As southern Sudan readies to become the world's newest nation in July, people like James Lubo Mijak are planning to trade in the relative ease of American life and return to help build the new state.
South Sudan's 'lost boys' set to return home
NEW YORK // Before he reached his teens, James Lubo Mijak fled civil war in Sudan for the United States, having witnessed government troops rase his village and crocodiles devour other fleeing children.
One of the thousands of so-called "lost boys" who escaped Sudan for an uncertain and sometimes dangerous life abroad, he worked his way through college and became a financial analyst in Charlotte, North Carolina.
Now, as southern Sudan readies to become the world's newest nation in July, Mr Mijak is planning to trade in the relative ease of American life and return to help build the world's newest state.
"It has always been in my heart to go back and help because there is a great need for people like me in this new country," Mr Mijak, 29. "We don't have enough educated people, and I feel the need to return."
He is not alone. Some 3,700 of the lost boys were resettled in the US after 1999 and while becoming writers, clergy, human rights activists and clerks, they have kept tabs on each other and their emerging nation.
Mr Mijak has helped raise US$190,000 (Dh697,300) to build a school in his native district of Nyarweng, in Ruweng County. The school plans to open before the June rainy season, a month before the south formally secedes from the north on July 9.
Patricia Shafer, the director of a charity building the school, Mothering Across Continents, said the lost boys were united by their harrowing escape from Sudan and developed a "unique and inspirational" community in the US that is determined to give back to their homeland.
They include Francis Buk, who was captured by an Arab militia when he was seven years old and relived his ordeal in an autobiography, Escape From Slavery, and Lopez Lomong, a 1,500-metre runner and US flag-bearer at the opening ceremony of the 2008 Beijing Olympics.
Both men are helping to build schools in their native villages through the charity Sudan Sunrise. The 26-year-old Mr Lomong, who is training in Portland, Oregon, for the 2012 London Olympics, has been hailed as a hero during his visits to the south. Children are enamoured with him.
"They sprint alongside and are so excited to run beside me," he said. "If the country was stabilised, I would love to go back and continue my training there. My presence is empowering, and I could help that young country at the international level."

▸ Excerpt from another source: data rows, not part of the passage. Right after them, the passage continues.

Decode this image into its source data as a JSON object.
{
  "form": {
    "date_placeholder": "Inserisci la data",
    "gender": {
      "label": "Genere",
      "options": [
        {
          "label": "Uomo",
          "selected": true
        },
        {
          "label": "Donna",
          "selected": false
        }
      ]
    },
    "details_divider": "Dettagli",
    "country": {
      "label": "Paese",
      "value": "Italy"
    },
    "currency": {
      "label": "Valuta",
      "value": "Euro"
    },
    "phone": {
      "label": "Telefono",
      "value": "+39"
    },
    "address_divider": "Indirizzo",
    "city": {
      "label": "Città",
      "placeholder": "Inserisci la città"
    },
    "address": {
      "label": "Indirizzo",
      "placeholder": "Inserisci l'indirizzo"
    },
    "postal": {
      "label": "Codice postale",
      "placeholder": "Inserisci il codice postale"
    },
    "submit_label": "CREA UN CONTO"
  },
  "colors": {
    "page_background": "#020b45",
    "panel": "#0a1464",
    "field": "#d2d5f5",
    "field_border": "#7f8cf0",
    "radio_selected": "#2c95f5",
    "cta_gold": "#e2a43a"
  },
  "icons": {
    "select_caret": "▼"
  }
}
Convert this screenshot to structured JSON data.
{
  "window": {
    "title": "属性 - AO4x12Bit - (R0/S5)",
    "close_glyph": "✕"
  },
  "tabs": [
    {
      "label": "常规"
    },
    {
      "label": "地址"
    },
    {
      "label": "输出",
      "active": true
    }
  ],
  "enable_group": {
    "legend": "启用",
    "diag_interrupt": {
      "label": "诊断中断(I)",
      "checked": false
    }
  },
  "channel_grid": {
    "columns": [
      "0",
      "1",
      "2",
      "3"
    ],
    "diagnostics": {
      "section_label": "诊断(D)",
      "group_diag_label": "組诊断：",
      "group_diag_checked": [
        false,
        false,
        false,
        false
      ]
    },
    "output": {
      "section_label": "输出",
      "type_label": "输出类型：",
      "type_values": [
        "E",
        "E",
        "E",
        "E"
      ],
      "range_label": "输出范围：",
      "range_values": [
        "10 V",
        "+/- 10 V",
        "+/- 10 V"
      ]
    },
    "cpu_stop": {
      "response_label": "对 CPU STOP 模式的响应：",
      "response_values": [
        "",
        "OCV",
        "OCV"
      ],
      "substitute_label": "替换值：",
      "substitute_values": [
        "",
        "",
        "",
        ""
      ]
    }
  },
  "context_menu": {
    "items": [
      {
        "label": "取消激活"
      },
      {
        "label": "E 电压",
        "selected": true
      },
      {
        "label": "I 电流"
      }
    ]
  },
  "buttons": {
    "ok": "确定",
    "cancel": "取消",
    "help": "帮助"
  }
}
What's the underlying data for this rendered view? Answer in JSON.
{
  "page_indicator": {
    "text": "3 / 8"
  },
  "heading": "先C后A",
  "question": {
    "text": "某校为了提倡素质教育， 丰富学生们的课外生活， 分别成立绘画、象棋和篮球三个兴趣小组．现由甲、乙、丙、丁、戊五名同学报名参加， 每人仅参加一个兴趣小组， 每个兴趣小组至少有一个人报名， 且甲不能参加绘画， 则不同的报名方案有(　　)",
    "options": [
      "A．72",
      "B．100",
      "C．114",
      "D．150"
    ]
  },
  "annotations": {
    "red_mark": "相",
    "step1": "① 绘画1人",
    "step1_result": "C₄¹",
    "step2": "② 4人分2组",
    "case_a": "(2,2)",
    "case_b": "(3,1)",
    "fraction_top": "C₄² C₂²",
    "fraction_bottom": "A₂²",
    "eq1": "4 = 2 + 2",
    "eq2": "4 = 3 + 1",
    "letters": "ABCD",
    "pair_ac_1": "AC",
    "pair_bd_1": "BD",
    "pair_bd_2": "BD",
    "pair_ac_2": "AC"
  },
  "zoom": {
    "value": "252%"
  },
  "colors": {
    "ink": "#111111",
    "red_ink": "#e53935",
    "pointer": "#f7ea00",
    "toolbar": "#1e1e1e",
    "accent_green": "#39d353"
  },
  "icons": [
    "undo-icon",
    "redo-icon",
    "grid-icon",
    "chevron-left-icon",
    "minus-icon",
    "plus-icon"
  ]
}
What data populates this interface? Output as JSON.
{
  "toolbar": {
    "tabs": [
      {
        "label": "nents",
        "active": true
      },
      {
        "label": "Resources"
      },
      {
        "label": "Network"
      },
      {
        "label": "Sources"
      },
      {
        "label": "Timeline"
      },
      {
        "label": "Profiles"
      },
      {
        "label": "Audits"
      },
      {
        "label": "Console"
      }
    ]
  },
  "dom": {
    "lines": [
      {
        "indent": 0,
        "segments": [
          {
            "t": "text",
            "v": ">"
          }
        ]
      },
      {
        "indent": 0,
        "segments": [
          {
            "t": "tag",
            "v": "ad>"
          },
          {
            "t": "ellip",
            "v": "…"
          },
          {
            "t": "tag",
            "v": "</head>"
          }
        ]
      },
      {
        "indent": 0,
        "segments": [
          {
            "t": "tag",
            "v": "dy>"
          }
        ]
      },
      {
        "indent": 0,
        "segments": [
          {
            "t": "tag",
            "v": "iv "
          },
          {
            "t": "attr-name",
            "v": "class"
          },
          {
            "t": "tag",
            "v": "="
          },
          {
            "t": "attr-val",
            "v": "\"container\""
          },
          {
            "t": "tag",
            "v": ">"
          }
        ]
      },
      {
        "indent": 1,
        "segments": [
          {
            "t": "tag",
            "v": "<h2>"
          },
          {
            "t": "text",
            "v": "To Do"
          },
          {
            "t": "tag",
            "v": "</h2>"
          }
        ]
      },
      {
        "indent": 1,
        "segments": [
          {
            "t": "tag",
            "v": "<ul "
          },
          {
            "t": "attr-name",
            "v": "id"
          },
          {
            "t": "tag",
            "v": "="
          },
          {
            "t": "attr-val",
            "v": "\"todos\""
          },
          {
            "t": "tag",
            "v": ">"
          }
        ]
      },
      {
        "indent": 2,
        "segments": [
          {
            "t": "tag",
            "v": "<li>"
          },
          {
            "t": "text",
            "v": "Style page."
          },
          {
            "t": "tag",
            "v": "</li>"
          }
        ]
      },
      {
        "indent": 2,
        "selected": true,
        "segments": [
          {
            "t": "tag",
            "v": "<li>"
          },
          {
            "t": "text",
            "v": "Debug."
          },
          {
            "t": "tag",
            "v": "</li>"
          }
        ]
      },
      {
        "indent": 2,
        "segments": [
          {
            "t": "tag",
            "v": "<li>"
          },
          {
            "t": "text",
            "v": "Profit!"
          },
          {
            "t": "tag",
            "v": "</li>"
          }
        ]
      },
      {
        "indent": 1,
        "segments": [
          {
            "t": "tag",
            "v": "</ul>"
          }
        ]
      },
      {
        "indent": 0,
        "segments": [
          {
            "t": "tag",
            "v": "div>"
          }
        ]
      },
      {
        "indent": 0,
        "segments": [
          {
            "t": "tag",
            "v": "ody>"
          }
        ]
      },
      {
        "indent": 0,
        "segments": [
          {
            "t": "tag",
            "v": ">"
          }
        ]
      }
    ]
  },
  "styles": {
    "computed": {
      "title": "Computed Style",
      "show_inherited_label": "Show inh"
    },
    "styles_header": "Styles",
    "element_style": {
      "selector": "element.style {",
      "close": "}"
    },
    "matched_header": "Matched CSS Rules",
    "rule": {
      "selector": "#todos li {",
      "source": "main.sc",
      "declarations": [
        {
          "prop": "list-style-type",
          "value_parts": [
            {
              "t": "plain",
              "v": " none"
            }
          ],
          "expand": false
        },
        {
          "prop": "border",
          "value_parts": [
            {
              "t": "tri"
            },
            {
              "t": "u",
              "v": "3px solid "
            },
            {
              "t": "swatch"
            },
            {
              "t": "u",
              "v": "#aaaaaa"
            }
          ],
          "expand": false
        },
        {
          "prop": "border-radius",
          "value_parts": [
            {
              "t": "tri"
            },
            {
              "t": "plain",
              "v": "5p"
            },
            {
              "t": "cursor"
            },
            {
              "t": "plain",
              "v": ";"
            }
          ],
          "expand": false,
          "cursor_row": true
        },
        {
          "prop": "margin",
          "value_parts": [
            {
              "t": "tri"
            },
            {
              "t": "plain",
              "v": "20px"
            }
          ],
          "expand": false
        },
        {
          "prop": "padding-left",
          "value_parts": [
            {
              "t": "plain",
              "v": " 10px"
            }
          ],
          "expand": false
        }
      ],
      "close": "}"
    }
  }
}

Not every lost boy is the subject of a feel-good, rags-to-riches story. Unemployment, mental illness, homelessness and alcoholism are not uncommon. "Life caught up with them," said Bob Montgomery, director of San Diego, California, office of the International Rescue Committee. "The trauma from their early years came back."
But those that have managed to thrive are uniquely positioned to help build the new nation, which has less than 100km of tarmac roads, few schools and hospitals and has yet to establish government ministries and currency and tax systems. Much of the territory is unmapped and remote, and estimates of its population range from 3.8 million to 11 million.
Haile Menkerios, the UN special envoy to Sudan, says: "The needs are everywhere and tremendous. It's a new government and a new state. It will be critical to encourage those in the diaspora who have the capacity to return back home instead of providing experts from abroad."
At the same time, the problems they find when they return home will challenge their euphoria about independence, Mr Menkerios said, ticking off the lack of jobs, medical services and education.
Dhieu-Deng Leek, a lost boy who became a rights activist for Sudanese in New York, said southern Sudan must tackle poverty and ethnic strife by harnessing its mineral and agricultural wealth.
"It's about Africans helping Africans," he said via telephone from the planned capital, Juba during one of his frequent visits. "Sudanese from the West are the first group to come back. Now we need more to attend universities in the UK, US and Canada. We need to learn how to fish, grow crops, get loans and join world trade."
Mr Leek, who worked 60-hour weeks as a security guard to pay his way through college and adopted an American name, John Dau, opened a medical clinic in his native Duk County in 2007. The clinic has provided medical treatment to some 41,000 people, including members of the rival Dinka and Neura tribes.
Although Sudan's president, Omar al Bashir, says the Khartoum government has accepted the referendum results, key issues remain unresolved between north and south, especially control of the oil-rich region of Abyei.
Abraham Nhial, a former lost boy who now serves as the Anglican bishop of a diocese in southern Sudan, fears the tensions over Abyei could trigger wider fighting.
Bishop Nhial, 34, who earned his theology degree at Trinity School for Ministry in Pennsylvania and returned to southern Sudan last year, says: "We must put more pressure on Bashir so he will accept Abyei to have its own referendum."